SCRANTON - Donald Trump made this corner of the state one of his first campaign stops after capturing the Republican presidential nomination this summer. And on Monday, he made it one of the last, aiming to do something no GOP presidential candidate has done in decades: win Pennsylvania.

"They say we're tied in Pennsylvania. I don't think so," Trump told about 5,000 supporters cramming the gym at the student union at Lackawanna College. "I think we're going to blow them out tomorrow."

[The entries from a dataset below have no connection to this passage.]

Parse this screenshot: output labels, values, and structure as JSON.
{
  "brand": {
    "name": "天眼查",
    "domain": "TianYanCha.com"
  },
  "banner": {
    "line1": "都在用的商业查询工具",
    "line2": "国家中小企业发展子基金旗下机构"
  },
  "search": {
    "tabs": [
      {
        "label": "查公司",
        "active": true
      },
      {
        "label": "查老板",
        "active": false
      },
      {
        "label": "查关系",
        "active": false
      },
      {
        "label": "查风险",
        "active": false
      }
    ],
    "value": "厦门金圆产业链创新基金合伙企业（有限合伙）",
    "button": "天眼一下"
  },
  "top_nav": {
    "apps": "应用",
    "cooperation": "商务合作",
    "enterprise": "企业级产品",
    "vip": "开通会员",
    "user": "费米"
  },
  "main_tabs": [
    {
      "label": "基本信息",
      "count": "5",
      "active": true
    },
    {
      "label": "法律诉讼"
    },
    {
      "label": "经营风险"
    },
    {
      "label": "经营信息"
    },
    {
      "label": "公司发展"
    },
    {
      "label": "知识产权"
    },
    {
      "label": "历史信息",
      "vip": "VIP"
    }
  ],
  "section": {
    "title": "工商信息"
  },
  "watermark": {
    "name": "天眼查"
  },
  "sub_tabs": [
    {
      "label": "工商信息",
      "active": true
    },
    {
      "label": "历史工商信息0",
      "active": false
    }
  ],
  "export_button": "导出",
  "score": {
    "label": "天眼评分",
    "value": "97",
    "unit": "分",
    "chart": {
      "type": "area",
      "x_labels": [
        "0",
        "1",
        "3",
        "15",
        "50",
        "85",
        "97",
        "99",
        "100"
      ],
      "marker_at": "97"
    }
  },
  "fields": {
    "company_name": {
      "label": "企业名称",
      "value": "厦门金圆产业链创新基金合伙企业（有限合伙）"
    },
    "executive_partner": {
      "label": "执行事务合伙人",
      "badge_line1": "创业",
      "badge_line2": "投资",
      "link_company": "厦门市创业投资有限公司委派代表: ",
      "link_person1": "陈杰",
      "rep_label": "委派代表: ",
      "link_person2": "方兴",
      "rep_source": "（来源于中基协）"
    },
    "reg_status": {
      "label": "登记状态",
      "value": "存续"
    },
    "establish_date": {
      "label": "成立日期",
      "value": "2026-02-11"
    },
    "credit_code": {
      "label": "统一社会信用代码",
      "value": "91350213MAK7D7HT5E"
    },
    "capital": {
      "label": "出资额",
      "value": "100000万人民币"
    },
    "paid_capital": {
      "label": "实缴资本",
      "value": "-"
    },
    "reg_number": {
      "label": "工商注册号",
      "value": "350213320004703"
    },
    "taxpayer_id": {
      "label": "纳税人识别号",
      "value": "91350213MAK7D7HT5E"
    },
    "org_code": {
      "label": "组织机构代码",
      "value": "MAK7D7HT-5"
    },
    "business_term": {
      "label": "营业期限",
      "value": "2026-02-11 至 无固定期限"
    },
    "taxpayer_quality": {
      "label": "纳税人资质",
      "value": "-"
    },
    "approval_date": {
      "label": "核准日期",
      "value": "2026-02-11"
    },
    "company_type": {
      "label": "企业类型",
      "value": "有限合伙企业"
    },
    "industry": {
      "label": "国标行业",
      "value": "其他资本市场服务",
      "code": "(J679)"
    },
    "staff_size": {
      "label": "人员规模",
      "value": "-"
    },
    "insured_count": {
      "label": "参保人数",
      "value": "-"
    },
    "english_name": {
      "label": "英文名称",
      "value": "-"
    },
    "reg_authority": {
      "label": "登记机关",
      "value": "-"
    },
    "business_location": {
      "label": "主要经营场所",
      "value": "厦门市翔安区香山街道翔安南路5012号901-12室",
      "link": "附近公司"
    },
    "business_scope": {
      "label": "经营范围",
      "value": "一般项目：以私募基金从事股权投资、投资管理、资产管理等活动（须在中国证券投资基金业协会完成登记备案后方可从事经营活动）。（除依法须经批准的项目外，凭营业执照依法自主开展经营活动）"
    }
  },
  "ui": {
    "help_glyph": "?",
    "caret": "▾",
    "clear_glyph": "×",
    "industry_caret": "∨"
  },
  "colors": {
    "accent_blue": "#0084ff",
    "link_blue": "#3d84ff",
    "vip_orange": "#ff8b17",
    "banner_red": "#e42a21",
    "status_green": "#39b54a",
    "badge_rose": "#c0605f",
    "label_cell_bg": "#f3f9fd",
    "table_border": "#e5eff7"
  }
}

The Scranton stop was the nominee's second of the day in Pennsylvania - the first came in Erie - on a day when he scrambled to five states in a last-minute bid to lock down votes before Tuesday's election. He arrived shortly before his rival, Democrat Hillary Clinton, gathered with thousands of her own supporters in Philadelphia, as both camps sought to spark enthusiasm in a state considered key to victory.

After Scranton, Trump was due in Manchester, N.H., and then planned to end the night in Grand Rapids, Mich.

"We're going to have a great victory tomorrow," he predicted.

In his nearly 40-minute speech, Trump touched on his signature promises: build a wall, keep out Syrian refugees, stop illegal immigration, bring back jobs, rebuild cities, cut middle-class taxes, grow the military.

He said if he is elected, the country will have "the biggest tax cut since Ronald Reagan" within his first 100 days in office. He also promised to protect Social Security and Medicare, eliminate "every unnecessary job-killing regulation," take care of veterans, "protect your religious liberty," protect school choice and end Common Core, appoint justices to the U.S. Supreme Court who will uphold the Constitution, and "save our Second Amendment, which is under siege."

He also seemed to try to tailor the message to his audience, pledging "a new future for Philadelphia's Navy shipyard," which is almost three hours to the south.

And in a not-so-veiled nod to the on-again, off-again FBI probe of Clinton emails, Trump asserted his opponent was "being protected by a rigged system" and should not be allowed to run for president.

"It's up to the American people to deliver justice - at the ballot box tomorrow," Trump said.

Later, he added, "We are just one day away from the change you've been waiting for, for your entire life."

Rewarding him at times with deafening roars, the crowd was textbook Trump: Men, women, and children in hats proclaiming "Make America Great Again," and toting signs that said "Trump Pence" and "Women for Trump." Waiting for their nominee, the crowd erupted in sporadic chants of "U-S-A," "Build the wall!" and "Lock her up!"

"He fills up every place he goes to," said Dan Dwyer, 56, who drove from Lehigh County to attend his fourth Trump rally.

Dwyer, who lives in Macungie and owns an air-duct cleaning business, said he's a registered Democrat who voted for President Obama in 2008.

But, "we need a change in our government so desperately," Dwyer said. "When I saw Donald Trump, I said, 'He's it. That's the man right there.' "

Jeanine Smith, a 44-year-old registered nurse, drove from her home in Mullica Township, N.J., with her daughter and son and her daughter's best friend. "We took a Trump day," she said, adding she cannot wait to vote and plans to drive her sister and nephew to the polls.

"It's been too long that the people haven't had someone looking out for them," she said. "We really need to clean up Washington and take back our country."

Emily Rivera, 15, Smith's daughter's best friend, said she constantly checked Trump's website and found Monday's event in Scranton. She's sure Trump will make the country better.

"He's not scared to do anything," Rivera said.

Trump ended his rally Monday night by reminiscing about entering the presidential race on June 16 of last year and then defeating his opponents "one by one by one by one."

"Now," he said, "we have one flawed candidate to beat."

mbond@philly.com

610-313-8207 @MichaelleBond